Who’s At The Door? challenges members of other faiths to evaluate their misconceptions of the Mormon Church. It also challenges members of the church to look at the culture and doctrines of the church through fresh eyes, viewing it as an investigator or returning member might. If we do this we may find ways to connect with people in a meaningful way and advance our own goals in sharing the gospel of Jesus Christ.
When a “Stranger” comes into our life, do we treat them with mistrust and fear, or are we open to learn from their unique perspectives and life history? Dan’s book is not a conversion story or even a recommendation that people investigate or join the LDS church. It is simply one man’s experience as he broadens his horizons to understand a people and a faith he previously did not know. He sought knowledge directly from the people and scriptures of the LDS faith, which is a good example to all of us. He accepted the “Strangers” into his home and grew from the experience.
After finishing the book, I had many questions so I inquired of Dan and he graciously agreed to do an interview. I posted the interview on my blog before Christmas. Check out my interview here.
In case you couldn’t tell, I recommend this book. The writing style is easy and the story is compelling. Great combination. Buy it here…
Tuesday, January 4, 2011
I've often wondered who it was that resolved in making New Years Resolutions a new year's tradition. I've often wondered how many individuals resolve to keep the resolutions they make each year. Do I? Do You? Hmm.
So that I would more fully understand the meaning and commitment of a resolution, I looked it up in the dictionary.
1. Something decided on.
2. Act of resolving or determining.
3. Power of holding firmly to a purpose.
5. A formal expression of opinion
Okay, does that mean that we resolve to make up our minds to be better in the future? To be firm in carrying out a purpose? To do what we meant to do, last year, but didn't get it done? To stand by an opinion and follow through, no matter what?

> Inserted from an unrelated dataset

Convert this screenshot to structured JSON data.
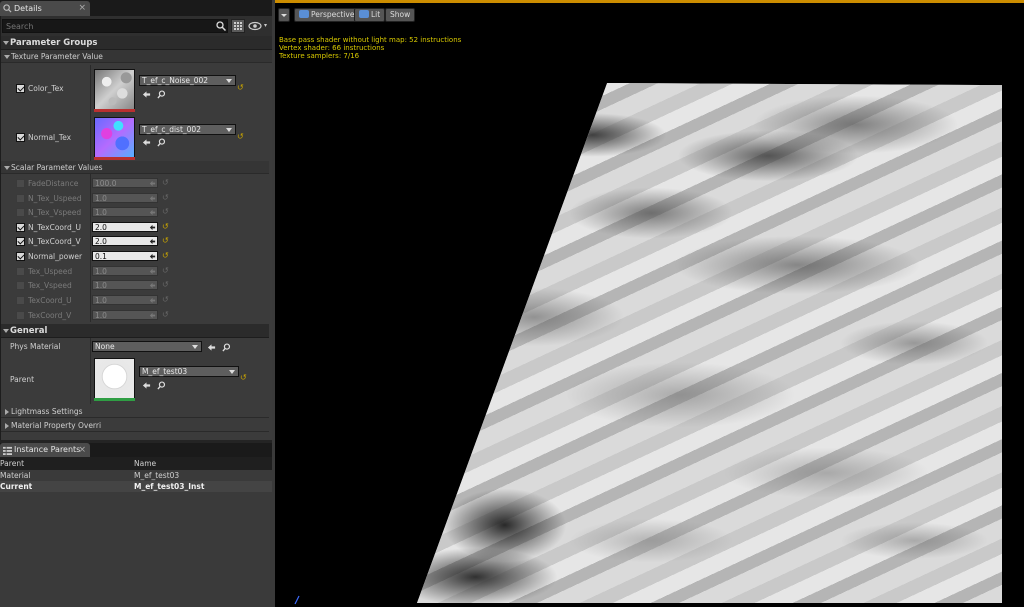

I pondered and I considered and finally, when all was resolved, I decided a tea party would be much more fun. There is no rhyme or reason to consider here. I just simply resolved to begin each day with a smile and a tea party with a special friend - my imagination.
Have a Happy New Year, everyone.

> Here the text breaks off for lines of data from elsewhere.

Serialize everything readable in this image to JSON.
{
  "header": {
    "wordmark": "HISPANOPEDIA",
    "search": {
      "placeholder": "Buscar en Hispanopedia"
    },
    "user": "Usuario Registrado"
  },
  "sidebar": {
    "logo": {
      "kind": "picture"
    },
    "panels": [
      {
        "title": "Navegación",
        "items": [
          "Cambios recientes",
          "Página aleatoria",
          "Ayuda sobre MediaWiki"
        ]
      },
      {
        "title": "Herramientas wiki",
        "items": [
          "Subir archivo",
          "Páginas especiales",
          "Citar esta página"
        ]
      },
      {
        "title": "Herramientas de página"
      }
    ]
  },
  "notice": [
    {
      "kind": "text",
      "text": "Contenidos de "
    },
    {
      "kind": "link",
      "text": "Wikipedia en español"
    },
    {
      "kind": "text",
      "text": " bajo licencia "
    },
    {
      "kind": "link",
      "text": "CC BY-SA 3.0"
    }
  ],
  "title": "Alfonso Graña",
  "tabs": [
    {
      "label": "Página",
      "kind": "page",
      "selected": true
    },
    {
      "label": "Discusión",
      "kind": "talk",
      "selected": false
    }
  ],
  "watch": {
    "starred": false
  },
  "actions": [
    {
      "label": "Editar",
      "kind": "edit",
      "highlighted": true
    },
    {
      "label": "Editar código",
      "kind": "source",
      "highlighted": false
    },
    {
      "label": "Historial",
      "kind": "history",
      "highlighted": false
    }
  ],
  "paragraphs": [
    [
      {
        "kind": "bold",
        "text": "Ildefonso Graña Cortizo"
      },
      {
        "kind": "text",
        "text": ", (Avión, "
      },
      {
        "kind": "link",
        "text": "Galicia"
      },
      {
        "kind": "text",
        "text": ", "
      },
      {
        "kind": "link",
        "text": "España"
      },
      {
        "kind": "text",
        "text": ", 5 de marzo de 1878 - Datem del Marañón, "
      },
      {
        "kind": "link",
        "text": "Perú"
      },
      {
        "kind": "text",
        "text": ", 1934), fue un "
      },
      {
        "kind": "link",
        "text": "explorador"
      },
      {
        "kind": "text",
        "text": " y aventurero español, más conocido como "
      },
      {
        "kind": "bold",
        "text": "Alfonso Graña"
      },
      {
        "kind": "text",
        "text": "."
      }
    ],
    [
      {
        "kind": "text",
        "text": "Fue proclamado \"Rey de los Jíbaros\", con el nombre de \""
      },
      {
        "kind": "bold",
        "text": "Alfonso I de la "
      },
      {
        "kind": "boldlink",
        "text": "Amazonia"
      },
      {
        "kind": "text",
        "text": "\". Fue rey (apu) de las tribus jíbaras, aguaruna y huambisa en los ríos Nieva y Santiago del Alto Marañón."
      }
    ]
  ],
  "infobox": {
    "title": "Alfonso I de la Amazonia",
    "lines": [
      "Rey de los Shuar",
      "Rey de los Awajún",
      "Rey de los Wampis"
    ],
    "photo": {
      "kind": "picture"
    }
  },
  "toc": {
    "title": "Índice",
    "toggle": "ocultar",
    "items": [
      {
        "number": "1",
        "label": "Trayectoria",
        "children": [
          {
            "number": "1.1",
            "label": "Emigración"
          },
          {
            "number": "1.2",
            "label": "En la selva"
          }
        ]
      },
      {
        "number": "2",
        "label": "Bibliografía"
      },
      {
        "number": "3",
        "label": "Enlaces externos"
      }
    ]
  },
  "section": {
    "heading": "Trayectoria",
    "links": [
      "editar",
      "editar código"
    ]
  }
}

Posted by JoAnn Arnold at 8:36 AM
Monday, January 3, 2011
Every year LDS Publisher selects her favorite covers in various genres and posts them on her blog for public vote.
Eight genres. Five covers per genre.

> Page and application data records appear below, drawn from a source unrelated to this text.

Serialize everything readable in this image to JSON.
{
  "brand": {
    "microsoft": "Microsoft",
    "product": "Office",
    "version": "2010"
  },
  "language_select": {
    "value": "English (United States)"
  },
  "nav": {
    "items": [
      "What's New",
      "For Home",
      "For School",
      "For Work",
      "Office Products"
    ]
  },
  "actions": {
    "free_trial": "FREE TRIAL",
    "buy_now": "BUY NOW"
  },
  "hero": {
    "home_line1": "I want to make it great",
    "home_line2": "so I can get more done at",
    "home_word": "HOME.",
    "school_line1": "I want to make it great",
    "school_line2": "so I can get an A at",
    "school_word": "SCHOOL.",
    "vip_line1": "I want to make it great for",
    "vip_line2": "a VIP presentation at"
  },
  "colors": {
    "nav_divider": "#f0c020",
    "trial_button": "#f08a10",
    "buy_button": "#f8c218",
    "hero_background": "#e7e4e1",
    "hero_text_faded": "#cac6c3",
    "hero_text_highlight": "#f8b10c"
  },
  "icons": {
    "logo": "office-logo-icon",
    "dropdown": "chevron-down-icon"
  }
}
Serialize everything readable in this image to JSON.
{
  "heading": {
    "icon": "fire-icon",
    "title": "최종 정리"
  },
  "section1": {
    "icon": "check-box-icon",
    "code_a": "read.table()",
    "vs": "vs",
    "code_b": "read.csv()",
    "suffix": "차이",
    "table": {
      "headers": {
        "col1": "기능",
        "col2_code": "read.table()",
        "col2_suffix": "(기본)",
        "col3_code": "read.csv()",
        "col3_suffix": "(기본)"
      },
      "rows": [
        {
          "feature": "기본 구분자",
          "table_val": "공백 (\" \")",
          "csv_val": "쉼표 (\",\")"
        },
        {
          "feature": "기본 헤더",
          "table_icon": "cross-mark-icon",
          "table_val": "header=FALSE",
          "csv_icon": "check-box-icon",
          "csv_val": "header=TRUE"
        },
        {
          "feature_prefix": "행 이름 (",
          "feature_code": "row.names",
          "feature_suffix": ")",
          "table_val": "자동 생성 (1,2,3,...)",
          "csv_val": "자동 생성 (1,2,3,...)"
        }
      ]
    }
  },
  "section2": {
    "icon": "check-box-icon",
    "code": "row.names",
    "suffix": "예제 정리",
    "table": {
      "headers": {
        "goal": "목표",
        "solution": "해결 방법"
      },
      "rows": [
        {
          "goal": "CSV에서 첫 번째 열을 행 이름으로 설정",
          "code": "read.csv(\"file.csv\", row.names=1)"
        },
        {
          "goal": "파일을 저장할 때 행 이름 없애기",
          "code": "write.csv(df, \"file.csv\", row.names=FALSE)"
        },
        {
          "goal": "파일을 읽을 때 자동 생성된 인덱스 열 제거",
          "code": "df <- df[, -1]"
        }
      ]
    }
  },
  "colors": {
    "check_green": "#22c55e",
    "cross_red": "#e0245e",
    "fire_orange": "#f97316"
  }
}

Check them out and cast your vote. There are some great covers this year!
Sunday, January 2, 2011
By Trina Boice
What's the best way for a writer to start the new year right? Read more books! Even better....get them for free! Nothing gets me more excited than getting awesome stuff for free, so I just had to share with you a list and link of the top 10 books that are available for free download on Kindle:
Enjoy! May your 2011 be filled with many wonderful adventures, both in and out of books!
Saturday, January 1, 2011
All people who download are entered to win an 11 CD catalog and a travel itinerary owned by Ray Charles and used on his 1998 tour.